By Mike Lauterborn
(for Fairfield Citizen)
Fairfield, CT – Near to the ceiling on a wall space above a stage in Calvin United Church of Christ’s Calvin Hall, there’s an expression painted that sums up the open-armed feeling exhibited here: “Isten Hozott”, Hungarian for “Welcome.” That spirit is seen in the friendly faces and warm handshakes that greet you, clap on the back from the head clergyman, wonderful food smells that tickle your senses and folksy music that recalls an Old Country atmosphere.
These elements were part of the reception attendees of the Church’s Annual Picnic encountered midday Sunday. According to Bishop Bela Poznan, the institution’s leader, the event has been held for the past 17 consecutive years. “For 15 years, we had sunny weather,” he said, and the event was held outside under sun tents. “The last two years, we have had rainy weather, but people are still faithful and come to enjoy the fresh food.”
There was no lack of the aforementioned, which covered the tops of several long tables at the head of the room. In pots, trays, bowls, plates and warming dishes was gulyas (goulash), chicken paprikas, stuffed chicken legs, roast pork dinner, kolbasz (sausage), stuffed cabbage, stuffed peppers and a field of pastries.
Standing behind the tables were several volunteers, spooning these wonderful selections onto large paper plates and handing them to patrons, who were mostly Hungarian, and Roman Catholic, the church’s discipline.
“My maiden name is Horvath,” said one volunteer, black-haired, pleasant-faced Gabriella Kari. “I was born in Kisgyar, Hungary, and came to the U.S. in 2000. I came by myself to visit a Hungarian friend. She ended up going back to Hungary, while I stayed. I married, but divorced five years ago. I’ve gotten used to life here, but I still like to take part in Old Country traditions.”

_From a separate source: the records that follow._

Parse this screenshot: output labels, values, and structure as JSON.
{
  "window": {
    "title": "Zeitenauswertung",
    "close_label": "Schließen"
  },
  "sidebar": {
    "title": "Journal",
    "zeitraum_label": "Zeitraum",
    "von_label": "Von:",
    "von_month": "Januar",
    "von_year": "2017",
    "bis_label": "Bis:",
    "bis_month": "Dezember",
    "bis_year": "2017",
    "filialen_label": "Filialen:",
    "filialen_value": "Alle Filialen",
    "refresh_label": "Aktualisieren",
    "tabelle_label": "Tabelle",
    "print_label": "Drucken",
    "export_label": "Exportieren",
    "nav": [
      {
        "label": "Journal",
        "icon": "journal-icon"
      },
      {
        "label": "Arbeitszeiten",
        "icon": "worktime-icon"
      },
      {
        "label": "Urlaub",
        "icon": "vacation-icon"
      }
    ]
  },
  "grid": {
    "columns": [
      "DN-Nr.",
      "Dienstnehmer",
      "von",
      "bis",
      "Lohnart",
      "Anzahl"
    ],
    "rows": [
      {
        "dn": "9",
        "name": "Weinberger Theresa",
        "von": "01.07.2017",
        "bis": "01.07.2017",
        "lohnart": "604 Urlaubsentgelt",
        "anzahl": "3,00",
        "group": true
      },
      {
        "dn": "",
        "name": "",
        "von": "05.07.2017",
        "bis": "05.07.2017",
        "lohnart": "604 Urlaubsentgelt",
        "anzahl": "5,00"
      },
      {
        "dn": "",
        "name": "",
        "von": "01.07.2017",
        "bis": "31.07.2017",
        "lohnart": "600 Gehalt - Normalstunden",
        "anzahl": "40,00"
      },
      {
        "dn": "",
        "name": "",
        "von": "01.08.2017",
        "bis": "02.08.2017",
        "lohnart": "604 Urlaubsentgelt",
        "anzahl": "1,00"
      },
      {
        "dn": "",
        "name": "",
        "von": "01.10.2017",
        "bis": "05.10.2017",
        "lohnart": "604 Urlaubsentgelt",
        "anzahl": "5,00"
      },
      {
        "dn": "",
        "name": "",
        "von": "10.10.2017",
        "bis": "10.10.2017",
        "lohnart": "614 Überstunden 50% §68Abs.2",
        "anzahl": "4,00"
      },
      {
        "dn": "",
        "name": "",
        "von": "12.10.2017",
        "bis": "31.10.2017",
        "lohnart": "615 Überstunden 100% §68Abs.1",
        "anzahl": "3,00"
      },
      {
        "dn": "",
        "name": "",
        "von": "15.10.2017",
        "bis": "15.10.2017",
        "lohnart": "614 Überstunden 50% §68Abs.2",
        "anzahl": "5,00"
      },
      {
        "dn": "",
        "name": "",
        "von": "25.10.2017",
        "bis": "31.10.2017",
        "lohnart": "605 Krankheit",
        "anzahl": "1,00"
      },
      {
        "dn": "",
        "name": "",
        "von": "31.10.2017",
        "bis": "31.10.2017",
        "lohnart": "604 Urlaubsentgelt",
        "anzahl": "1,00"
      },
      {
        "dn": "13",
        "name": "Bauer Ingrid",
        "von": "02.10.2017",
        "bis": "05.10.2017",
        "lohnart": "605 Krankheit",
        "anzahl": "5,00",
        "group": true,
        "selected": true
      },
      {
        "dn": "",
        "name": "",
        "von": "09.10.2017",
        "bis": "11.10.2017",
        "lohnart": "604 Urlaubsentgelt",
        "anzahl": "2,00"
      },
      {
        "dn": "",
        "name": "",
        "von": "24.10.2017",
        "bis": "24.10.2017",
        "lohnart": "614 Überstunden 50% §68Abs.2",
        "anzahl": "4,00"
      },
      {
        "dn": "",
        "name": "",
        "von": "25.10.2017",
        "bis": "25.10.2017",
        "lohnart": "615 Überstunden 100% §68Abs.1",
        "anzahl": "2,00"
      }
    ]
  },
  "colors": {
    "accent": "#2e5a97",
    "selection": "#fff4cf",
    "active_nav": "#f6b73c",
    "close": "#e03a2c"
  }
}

Manning the dessert table was the Bishop’s wife, Julianna Poznan, along with Rita Boldogh. “This is the biggest event of the year besides the Beef Goulash Dinner in January,” Julianna said. “One-hundred percent of the funds raised here go to our mission work and to support the church.”
The Bishop noted that the parish was founded in 1925 and has always been Hungarian based. Currently, there are 120 parishioners. “Membership has dropped over the years as older parishioners die,” said Bishop Poznan. “The Hungarian church is experiencing a real estate crisis in Fairfield. It’s hard for people of lower and mid-income to get established here. People are having to come from great distances to enjoy services.”
Looking out across the sea of faces gathered in the hall, one could see they were mostly senior citizens – the aging population of which Poznan spoke. Their collective memories held many stories, but perhaps no more so than Steve Olajos. He was one of some 30,000 Hungarian Freedom Fighters who, in 1956, revolted against Russian occupation of their country imposed by Soviet Premier Nikita Khruschev. Olajos was reluctant to dredge up details, so he instead shared his experience in the United States.
“I came here in 1973,” he said, “and established a precision metal fabricating business in New Haven. It’s a blessing to be an American citizen, to be free with ideas, enhance your wisdom, pursue your dreams. I’m thankful to God for all my achievements and success.”
Sitting within earshot of Olajos, Veronica Litrop, who is Slovenian but was raised in a Hungarian community in the west end of Bridgeport known as Hunk Town, shared her own thoughts about declining church membership. “In the late 50s, the exodus began, with people moving from Bridgeport to Fairfield, and Easton. Young Hungarians are mixed marrying and not following religious traditions. When you pick and choose what you want in a religion, it becomes diluted.”
Certainly, challenges to the enclave were several going forward but, for now, the uppermost thought was “Jo Etvagyat” – a Hungarian’s way of saying “Bon Appetit” or “enjoy your meal.”